The Beatles' career was rife with strange coincidences and symmetries, and that's excluding the fact they played in Auckland on my 13th birthday. More pertinent in the greater scheme of things was that their debut single Love Me Do was released on the same day -- October 5, 1962 -- as Sean Connery introduced film audiences to James Bond in the film Dr. No. And the Beatles' second album... > Read more

You're Going to Lose That Girl

BOB DYLAN, AND DA PENNEBAKER INTERVIEWED (2007). Looking back on Bob

19 Aug 2007  |  4 min read

Fortysomething years ago the New York filmmaker DA Pennebaker received an offer he couldn’t refuse -- and which would subsequently define the genre of rock documentaries, rockumentaries if you will. The phone call came from Albert Grossman, the most important manager in music at the time after the Beatles’ Brian Epstein. Grossman -- who later managed Janis Joplin, Todd Rundgren... > Read more

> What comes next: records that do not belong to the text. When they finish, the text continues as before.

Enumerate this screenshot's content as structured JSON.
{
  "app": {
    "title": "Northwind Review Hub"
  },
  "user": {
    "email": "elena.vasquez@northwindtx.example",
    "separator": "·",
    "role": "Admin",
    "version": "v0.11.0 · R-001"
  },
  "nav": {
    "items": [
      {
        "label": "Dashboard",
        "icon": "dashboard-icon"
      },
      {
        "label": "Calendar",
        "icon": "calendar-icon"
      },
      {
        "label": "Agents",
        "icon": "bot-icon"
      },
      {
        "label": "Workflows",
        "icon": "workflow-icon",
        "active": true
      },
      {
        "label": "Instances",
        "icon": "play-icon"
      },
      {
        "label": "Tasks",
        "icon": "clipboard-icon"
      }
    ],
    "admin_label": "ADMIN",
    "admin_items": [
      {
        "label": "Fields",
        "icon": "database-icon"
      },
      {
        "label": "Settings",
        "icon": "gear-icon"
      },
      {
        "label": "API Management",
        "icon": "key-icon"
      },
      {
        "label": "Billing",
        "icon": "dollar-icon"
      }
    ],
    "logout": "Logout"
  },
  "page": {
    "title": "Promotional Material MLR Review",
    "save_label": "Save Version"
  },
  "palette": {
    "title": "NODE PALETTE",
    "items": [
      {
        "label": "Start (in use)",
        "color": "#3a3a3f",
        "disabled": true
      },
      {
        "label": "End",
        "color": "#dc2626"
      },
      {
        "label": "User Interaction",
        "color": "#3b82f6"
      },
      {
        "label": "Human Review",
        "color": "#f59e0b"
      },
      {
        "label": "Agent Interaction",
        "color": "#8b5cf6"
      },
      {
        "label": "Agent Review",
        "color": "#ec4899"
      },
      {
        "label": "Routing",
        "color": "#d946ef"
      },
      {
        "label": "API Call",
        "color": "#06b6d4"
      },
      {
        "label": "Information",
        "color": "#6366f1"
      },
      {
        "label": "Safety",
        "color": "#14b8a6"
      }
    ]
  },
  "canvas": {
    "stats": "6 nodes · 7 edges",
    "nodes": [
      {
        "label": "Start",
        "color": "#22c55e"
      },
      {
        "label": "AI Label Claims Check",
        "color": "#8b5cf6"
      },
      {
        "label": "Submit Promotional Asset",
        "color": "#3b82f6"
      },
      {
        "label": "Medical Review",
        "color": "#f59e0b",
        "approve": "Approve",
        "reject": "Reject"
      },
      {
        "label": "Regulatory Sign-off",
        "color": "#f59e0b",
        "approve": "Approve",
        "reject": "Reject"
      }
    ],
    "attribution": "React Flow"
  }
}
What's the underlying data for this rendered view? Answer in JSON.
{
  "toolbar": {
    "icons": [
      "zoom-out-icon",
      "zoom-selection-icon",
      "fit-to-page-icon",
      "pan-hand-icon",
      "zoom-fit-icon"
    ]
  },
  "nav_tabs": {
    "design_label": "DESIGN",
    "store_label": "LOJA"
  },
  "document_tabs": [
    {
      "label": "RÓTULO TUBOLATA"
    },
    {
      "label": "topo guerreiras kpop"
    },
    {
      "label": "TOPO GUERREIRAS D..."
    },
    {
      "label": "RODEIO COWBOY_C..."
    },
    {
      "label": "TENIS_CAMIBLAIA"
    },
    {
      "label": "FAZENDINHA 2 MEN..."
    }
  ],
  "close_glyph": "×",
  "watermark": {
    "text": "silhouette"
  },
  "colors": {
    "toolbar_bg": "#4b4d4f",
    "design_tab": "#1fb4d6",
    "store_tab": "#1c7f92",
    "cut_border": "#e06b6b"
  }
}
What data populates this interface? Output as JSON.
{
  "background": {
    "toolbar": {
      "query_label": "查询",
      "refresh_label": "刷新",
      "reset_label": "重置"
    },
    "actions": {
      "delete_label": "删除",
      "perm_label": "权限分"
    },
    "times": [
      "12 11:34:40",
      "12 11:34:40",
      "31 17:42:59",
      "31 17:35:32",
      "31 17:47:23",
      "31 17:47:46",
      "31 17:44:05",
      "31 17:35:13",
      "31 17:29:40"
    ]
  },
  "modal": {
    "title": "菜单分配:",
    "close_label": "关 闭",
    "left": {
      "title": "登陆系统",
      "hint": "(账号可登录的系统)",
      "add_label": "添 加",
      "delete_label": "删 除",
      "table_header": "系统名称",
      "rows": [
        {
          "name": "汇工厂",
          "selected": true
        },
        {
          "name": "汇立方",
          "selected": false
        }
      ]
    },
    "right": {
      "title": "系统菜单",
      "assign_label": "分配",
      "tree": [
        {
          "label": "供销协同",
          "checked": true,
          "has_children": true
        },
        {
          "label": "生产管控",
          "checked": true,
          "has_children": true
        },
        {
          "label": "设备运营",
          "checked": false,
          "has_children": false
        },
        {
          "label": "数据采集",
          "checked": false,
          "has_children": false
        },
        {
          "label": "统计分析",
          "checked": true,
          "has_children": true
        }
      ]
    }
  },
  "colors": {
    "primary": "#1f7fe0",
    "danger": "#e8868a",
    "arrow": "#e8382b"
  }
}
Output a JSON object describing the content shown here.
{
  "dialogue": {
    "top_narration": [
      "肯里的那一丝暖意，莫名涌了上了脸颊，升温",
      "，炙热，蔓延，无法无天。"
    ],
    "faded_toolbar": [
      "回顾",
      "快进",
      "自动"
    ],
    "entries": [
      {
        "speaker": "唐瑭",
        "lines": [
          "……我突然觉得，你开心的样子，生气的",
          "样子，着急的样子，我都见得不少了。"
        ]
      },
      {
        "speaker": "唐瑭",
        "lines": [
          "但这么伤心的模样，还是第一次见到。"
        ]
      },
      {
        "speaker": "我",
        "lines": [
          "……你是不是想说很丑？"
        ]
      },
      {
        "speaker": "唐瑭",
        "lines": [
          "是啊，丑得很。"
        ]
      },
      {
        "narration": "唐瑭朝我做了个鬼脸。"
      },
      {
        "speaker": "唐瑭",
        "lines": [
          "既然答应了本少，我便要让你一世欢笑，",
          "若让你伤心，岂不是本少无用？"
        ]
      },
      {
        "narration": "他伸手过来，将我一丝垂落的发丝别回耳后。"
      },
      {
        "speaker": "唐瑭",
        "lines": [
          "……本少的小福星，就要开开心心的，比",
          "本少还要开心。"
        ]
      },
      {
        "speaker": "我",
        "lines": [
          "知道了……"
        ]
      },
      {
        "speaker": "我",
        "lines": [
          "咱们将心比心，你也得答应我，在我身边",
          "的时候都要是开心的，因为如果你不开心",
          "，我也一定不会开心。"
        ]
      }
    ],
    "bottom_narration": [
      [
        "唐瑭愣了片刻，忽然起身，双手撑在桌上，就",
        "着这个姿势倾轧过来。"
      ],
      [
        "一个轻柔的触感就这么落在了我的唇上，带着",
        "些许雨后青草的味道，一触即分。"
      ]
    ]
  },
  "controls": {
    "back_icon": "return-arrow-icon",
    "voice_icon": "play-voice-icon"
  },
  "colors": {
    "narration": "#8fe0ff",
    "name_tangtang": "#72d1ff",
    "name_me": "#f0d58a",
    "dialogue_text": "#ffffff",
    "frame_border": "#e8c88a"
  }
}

THE BEATLES ANTHOLOGY ON DVD (2003): And the songs remain the same?

1 Nov 2005  |  3 min read

For a record company it was the cross-marketing opportunity of a lifetime. Well, maybe a lunchtime. But it seemed an uncanny coincidence that Neil Innes -- aka Ron Nasty of the Beatles-parody band the Rutles -- was in Auckland last week just days before the Beatles' remastered, digitally enhanced, but-wait-there's-more Anthology series was released on DVD. If it was me I'd be out... > Read more

The Beatles: You Know My Name

WILL SMITH INTERVIEWED (2002): Taking Muhammad to the movies

24 Feb 2002  |  6 min read

He works the crowd brilliantly, stopping to chat informally, shake outstretched hands and pose for photographs with his lovely wife. He smiles and quips, and has perfected that Bill Clinton gesture of pointing and waving into the middle distance of the throng. If you are the chosen one it's as if you've been singled out for special attention. To the outside observer it looks as if... > Read more

THE WHO'S QUADROPHENIA ON DVD (2001): The Mods will ride again

9 Nov 2001  |  <1 min read

Quadrophenia -- the story and music written by Pete Townshend of the Who -- shifted the focus back to pre-Beatles Britain, to the world of Mods and Rockers, of battles on Brighton Beach between the two, and Townshend's famously disenchanted lost boy at the centre of it all. This was a dark world of early British pop culture that cheery Beatlemania erased from memory and it took the... > Read more